While many makeup artists make an excellent salary, a wide range of factors can influence the potential for earning. The training background and skill set of a makeup artist can have a large impact on salary, since those with more training may be able to find a wider variety of jobs. A makeup artist salary may also depend on the area of service, as well as whether the artist works as a freelancer or as part of a collective. Finally, a makeup artist salary can be affected by the type of industry he or she works in, as well as the budget level of each job.
One of the best ways to positively influence a makeup artist salary is to take advantage of training opportunities. Makeup artists who have an extensive training background may be more likely to find better paying jobs, as they typically have more experience. Training is also a good way to broaden artistry skills; a makeup artist who is also skilled with prosthetics and wigs, for instance, can often apply for more jobs and demand a higher salary than those with a limited skill set.
Location can be key to a makeup artist salary. In urban areas, wealthy districts, and cities associated with an industry related to makeup artistry, cosmetic professionals may be able to demand a higher wage. Los Angeles, New York, and Paris may be excellent cities for makeup artists, as they are associated with the film, theater, and fashion industries. Not only can location lead to higher paying jobs, it can also create increased job availability, which may enable a makeup artist to work steadily. On the downside regions where makeup artists are in high demand can be extremely competitive, and may be difficult to break into as a new professional.
A makeup artist salary can also change depending on how the artist operates as a professional. An artist who works with a salon may have to pay a certain amount of profits back to the salon, as well as pay for the rental of a workspace. Those who work independently may be able to keep more of their earnings, but might have more difficulty finding jobs without access to an established business. Some makeup artists also work full-time for production companies or collectives, and may be paid a set salary rather than a per-job wage.

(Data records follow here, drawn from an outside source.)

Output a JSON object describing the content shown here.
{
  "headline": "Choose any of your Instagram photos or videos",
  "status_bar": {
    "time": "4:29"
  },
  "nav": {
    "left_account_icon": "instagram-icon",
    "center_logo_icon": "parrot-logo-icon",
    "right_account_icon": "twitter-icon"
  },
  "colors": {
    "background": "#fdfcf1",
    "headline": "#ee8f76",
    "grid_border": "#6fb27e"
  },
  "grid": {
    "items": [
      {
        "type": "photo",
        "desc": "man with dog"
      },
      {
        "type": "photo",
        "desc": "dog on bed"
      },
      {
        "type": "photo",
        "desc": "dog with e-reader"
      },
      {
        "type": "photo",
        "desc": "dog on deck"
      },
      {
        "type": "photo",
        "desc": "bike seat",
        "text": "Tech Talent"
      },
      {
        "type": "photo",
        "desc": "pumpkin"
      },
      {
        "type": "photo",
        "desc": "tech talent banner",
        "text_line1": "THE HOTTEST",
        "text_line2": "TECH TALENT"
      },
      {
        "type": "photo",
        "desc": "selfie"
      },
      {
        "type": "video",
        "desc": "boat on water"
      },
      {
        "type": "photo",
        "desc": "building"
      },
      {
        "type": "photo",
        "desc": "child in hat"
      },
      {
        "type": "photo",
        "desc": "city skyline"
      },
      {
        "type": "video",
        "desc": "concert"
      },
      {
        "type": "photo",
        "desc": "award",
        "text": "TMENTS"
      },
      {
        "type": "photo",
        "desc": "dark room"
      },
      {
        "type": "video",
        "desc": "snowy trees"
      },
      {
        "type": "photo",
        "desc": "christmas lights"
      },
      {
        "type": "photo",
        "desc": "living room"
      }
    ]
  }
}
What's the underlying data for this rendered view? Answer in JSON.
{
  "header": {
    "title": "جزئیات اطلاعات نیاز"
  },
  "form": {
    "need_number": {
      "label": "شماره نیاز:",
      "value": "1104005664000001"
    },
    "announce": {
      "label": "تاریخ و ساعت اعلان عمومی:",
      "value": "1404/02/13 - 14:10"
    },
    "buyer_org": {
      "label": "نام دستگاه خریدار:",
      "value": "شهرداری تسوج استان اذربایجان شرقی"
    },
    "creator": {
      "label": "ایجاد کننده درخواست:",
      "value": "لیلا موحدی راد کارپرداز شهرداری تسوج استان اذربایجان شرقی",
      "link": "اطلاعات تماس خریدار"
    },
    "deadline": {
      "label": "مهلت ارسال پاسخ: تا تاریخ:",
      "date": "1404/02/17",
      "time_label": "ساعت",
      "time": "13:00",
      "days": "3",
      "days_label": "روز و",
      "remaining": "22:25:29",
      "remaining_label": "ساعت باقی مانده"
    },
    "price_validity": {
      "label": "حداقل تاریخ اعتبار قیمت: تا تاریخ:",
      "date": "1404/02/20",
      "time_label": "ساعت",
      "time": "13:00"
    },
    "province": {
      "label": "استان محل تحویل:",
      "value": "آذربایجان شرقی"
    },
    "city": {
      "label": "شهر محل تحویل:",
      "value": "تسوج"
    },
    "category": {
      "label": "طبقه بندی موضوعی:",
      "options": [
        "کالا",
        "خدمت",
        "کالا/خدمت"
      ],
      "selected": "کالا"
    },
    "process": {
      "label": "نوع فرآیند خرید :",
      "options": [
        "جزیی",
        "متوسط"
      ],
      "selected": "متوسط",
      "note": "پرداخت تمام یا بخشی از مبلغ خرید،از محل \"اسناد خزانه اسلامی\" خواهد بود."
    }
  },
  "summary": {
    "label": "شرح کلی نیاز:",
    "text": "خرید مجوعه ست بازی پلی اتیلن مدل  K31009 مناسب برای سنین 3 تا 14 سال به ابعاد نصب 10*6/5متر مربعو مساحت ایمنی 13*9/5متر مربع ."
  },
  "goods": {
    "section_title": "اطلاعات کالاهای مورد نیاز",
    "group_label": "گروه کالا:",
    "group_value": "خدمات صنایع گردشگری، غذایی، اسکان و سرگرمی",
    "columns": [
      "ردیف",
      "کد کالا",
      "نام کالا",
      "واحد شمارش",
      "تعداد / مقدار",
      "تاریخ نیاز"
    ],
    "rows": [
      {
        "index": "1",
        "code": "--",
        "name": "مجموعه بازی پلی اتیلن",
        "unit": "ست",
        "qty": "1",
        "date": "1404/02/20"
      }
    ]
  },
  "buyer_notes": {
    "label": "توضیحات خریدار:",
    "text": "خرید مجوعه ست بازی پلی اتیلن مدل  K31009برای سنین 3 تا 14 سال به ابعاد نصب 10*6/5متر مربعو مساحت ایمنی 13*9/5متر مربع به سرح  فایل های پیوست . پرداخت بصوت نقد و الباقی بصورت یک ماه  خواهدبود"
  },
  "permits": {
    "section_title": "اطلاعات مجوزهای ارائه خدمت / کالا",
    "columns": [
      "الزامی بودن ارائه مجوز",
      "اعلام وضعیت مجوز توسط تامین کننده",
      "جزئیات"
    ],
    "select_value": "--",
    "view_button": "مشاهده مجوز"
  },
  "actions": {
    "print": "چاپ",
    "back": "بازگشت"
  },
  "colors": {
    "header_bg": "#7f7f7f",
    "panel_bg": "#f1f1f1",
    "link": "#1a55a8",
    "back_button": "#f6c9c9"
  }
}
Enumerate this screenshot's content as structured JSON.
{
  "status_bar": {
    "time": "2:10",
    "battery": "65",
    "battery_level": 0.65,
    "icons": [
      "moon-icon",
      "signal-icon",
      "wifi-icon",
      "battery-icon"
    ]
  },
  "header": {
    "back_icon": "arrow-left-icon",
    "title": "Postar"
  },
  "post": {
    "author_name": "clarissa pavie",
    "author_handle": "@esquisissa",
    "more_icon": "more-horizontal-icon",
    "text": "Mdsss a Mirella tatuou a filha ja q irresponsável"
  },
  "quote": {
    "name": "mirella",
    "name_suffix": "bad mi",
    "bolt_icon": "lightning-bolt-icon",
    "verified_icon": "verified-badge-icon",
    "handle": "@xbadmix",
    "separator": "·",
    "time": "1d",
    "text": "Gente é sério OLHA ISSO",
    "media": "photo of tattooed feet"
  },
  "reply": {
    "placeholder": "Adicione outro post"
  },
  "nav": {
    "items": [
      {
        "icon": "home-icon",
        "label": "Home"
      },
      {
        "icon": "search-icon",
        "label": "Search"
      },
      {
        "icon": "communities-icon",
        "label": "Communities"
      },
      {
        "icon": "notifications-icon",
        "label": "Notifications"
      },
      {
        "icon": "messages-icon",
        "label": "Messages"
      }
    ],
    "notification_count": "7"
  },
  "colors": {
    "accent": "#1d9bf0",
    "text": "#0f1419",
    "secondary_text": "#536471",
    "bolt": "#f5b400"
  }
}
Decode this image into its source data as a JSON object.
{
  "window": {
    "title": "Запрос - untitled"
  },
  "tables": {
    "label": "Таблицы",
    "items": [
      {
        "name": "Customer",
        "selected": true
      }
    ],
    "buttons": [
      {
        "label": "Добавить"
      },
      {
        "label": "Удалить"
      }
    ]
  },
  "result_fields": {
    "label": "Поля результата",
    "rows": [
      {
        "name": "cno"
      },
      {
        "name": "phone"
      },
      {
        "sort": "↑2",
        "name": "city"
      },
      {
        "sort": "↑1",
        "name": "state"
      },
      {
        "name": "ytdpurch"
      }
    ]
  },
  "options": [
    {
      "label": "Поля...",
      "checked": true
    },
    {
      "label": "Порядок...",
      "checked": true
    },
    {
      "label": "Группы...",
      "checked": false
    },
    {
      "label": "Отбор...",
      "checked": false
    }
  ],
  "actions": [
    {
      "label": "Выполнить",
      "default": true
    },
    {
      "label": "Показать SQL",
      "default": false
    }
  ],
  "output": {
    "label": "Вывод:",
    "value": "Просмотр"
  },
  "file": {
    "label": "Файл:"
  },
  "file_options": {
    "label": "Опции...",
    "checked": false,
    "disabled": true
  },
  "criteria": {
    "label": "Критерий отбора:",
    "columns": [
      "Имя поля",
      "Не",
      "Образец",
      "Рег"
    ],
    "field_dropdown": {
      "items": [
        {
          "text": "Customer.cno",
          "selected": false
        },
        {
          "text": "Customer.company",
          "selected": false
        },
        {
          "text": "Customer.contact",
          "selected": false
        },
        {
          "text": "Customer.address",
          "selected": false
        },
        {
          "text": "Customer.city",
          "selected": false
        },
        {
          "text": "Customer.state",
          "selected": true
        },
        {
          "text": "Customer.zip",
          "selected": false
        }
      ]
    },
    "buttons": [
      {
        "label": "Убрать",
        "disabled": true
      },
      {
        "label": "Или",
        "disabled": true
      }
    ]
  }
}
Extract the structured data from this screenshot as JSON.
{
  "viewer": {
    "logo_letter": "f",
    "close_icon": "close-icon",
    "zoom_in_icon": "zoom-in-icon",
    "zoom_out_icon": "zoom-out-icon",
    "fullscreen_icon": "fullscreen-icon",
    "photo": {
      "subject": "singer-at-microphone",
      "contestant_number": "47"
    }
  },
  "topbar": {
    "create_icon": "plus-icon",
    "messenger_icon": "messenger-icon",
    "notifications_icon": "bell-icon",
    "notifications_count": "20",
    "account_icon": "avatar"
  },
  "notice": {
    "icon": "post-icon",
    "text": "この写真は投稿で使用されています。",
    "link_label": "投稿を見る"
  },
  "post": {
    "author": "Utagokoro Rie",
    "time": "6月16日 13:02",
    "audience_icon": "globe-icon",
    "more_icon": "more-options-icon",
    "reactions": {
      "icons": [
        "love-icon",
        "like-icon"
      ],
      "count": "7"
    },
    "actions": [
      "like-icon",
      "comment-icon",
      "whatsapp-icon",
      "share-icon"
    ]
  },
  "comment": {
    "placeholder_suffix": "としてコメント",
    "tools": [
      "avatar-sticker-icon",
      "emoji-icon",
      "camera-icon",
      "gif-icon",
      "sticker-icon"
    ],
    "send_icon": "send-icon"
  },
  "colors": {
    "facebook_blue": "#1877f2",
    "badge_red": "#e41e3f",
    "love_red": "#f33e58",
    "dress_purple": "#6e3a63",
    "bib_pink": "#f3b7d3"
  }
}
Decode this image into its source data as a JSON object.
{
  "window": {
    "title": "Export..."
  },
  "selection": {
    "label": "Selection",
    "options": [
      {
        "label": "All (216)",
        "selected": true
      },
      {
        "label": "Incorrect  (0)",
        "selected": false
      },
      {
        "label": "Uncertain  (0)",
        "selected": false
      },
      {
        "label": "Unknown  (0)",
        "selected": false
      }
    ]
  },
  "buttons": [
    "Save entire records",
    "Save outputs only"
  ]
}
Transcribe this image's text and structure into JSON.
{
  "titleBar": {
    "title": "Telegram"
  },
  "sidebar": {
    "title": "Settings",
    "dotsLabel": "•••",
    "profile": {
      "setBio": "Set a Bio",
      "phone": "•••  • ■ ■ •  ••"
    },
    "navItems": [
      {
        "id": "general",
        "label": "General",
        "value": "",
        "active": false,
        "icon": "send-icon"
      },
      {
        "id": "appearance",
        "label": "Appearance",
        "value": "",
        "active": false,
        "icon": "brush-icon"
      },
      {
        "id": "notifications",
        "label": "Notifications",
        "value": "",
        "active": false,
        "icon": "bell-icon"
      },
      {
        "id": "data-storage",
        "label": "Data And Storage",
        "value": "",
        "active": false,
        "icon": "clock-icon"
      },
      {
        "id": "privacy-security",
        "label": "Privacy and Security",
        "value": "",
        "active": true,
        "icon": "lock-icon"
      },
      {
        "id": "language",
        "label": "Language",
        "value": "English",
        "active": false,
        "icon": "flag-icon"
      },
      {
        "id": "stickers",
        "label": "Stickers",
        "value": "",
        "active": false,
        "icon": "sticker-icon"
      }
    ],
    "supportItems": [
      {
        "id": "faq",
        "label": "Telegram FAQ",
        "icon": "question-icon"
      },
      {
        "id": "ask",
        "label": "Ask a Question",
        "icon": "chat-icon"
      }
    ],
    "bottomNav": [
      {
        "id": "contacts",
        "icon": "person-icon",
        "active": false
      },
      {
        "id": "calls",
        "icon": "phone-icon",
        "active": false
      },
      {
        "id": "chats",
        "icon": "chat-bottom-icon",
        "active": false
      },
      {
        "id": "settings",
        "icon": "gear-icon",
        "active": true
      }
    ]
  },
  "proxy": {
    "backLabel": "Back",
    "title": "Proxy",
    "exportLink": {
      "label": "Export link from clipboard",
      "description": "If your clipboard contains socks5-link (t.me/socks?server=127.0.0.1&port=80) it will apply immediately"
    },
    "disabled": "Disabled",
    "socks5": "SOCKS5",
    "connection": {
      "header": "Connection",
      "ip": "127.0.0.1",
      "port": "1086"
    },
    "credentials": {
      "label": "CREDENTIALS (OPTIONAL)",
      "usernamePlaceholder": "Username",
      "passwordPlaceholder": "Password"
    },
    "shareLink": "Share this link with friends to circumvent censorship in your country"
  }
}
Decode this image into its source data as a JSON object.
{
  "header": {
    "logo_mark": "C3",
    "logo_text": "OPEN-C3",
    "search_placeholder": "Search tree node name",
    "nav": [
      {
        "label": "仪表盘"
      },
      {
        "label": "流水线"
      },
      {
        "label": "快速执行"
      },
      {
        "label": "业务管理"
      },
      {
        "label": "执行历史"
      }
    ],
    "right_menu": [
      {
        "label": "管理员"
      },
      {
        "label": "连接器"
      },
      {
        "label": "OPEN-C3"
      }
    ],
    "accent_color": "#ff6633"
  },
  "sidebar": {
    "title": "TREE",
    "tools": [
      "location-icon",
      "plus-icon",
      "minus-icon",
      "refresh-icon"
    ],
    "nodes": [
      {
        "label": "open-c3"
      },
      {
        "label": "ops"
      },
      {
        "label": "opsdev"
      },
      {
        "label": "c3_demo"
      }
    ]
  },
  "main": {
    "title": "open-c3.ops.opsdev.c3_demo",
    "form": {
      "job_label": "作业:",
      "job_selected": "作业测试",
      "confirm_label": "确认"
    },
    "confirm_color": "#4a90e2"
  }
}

The type of industry itself can also influence the salary potential of a makeup specialist. In general, providing cosmetic services at a salon will pay a little less than working as a theater or fashion professional, while working in film may pay a little more. These ranges may change, however, depending on the budget size of each job; for instance, an artist working on a student film production may be paid far less than one hired to do makeup for an off-Broadway play. As the professional reputation of an artist increases, he or she may gain access to more prestigious clients in the industry, and thus begin to command a higher salary range.